The film music is undoubtedly the most popular form of instrumental music these days. The film and the film industry has always had an immense influence on the masses, almost as much as the popular forms of music. Because of that, it is especially interesting to observe the “absence of melody” phenomena in this particular field. The author of the mentioned YouTube video has directly mentioned Hans Zimmer, one of the most respected film composers today, as an obvious example of this. This had resulted in a heated debate in the said topic as Zimmer is also a composer of music for films such as “Rain Man”, “Thelma & Louise”, “True Romance”, “Broken Arrow”, “Gladiator” and many more that are full of characteristic melodies. But there is no doubt that after the millenium, Zimmer had also embraced certain uniform recipe for modern film music, which is from then on almost blindly followed by most of the film and other composers of instrumental music. This particular style is often dubbed as “epic” and it is characterized by huge orchestrations, choral arrangements, the mass of special effects and thunderous percussion. This is not universally devoid of melodies, but those are simply not as memorable and instantly recognizable as, for example, the Star Wars theme by John Williams.
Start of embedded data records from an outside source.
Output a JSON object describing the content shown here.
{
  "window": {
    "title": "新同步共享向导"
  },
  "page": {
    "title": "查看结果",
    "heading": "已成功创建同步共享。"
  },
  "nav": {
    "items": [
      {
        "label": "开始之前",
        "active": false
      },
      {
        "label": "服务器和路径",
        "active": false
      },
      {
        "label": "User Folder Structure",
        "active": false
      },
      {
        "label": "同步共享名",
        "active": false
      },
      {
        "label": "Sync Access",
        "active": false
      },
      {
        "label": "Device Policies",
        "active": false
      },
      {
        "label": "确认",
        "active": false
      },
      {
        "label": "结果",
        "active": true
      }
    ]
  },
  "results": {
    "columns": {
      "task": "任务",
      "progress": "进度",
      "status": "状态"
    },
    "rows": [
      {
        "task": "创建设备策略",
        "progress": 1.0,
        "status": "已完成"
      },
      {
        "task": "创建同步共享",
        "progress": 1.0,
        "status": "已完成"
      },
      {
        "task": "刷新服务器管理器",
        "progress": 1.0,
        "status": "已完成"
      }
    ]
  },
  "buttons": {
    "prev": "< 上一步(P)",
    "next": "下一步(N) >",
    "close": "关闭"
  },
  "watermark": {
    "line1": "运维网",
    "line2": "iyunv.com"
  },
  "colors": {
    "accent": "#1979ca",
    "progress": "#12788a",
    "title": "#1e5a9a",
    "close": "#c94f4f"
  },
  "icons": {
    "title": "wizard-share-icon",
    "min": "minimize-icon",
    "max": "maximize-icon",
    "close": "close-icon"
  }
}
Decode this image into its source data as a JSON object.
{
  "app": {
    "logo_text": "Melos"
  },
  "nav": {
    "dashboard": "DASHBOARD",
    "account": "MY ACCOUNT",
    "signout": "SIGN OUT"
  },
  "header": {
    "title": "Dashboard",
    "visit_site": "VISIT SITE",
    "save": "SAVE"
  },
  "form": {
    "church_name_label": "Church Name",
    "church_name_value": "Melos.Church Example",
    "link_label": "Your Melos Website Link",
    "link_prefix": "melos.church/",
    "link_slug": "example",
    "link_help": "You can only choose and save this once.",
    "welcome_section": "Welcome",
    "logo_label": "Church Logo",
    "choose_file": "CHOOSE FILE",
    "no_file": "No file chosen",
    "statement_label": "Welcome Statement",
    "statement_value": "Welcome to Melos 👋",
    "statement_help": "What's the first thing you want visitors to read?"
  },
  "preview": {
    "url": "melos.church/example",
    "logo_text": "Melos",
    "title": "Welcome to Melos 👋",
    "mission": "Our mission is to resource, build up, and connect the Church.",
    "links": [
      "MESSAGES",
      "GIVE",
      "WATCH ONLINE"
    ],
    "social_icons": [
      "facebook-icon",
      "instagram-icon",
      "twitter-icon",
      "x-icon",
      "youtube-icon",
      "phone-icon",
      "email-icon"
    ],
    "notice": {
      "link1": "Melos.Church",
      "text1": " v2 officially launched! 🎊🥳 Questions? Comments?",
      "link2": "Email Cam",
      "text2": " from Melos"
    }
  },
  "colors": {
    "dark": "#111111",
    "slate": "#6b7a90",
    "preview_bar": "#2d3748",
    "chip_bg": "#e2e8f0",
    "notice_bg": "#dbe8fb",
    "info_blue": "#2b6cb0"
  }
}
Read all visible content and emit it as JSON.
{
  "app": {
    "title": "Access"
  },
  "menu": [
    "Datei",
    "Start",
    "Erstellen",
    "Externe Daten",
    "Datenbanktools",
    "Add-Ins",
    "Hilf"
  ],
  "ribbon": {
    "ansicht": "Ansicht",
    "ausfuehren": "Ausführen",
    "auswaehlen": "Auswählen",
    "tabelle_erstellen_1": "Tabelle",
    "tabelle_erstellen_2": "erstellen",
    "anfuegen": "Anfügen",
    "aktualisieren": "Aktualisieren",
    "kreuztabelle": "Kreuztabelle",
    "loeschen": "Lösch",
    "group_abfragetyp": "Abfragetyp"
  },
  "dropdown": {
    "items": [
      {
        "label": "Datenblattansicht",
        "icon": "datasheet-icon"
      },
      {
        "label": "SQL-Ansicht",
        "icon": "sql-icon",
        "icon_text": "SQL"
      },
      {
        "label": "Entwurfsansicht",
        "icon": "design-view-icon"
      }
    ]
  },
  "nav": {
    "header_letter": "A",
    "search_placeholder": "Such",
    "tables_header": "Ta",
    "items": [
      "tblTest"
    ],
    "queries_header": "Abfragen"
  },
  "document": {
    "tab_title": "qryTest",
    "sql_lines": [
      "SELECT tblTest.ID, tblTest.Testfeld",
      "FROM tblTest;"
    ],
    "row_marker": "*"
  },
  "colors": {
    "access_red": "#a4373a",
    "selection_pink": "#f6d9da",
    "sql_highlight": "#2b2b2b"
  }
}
So what had caused this trend in general? I believe that the main culprits are decreasing interest of an average listener for a true immersion while listening to music, as well as the modern media, driven by the omnipresent consumerism. Most people these days are in a constant rush due to some job or another and other obligations and they simply do not find enough “time” or will for more serious indulging in activities such as music, films, reading and art in general. All this had sadly become just a background distraction. The music is being “listened” on a cell phone, the movies being “watched” on YouTube and there are less and less of those who’re actually reading, visiting museums and art galleries etc. All this considered, it is no big surprise that the media as well as the film and music industries are enticing and promoting the music in which the pretty melody is not a necessary element anymore. From my own perspective, I salute to everyone, creators and the audience alike, who’re refusing to go with the trends and today’s expectations.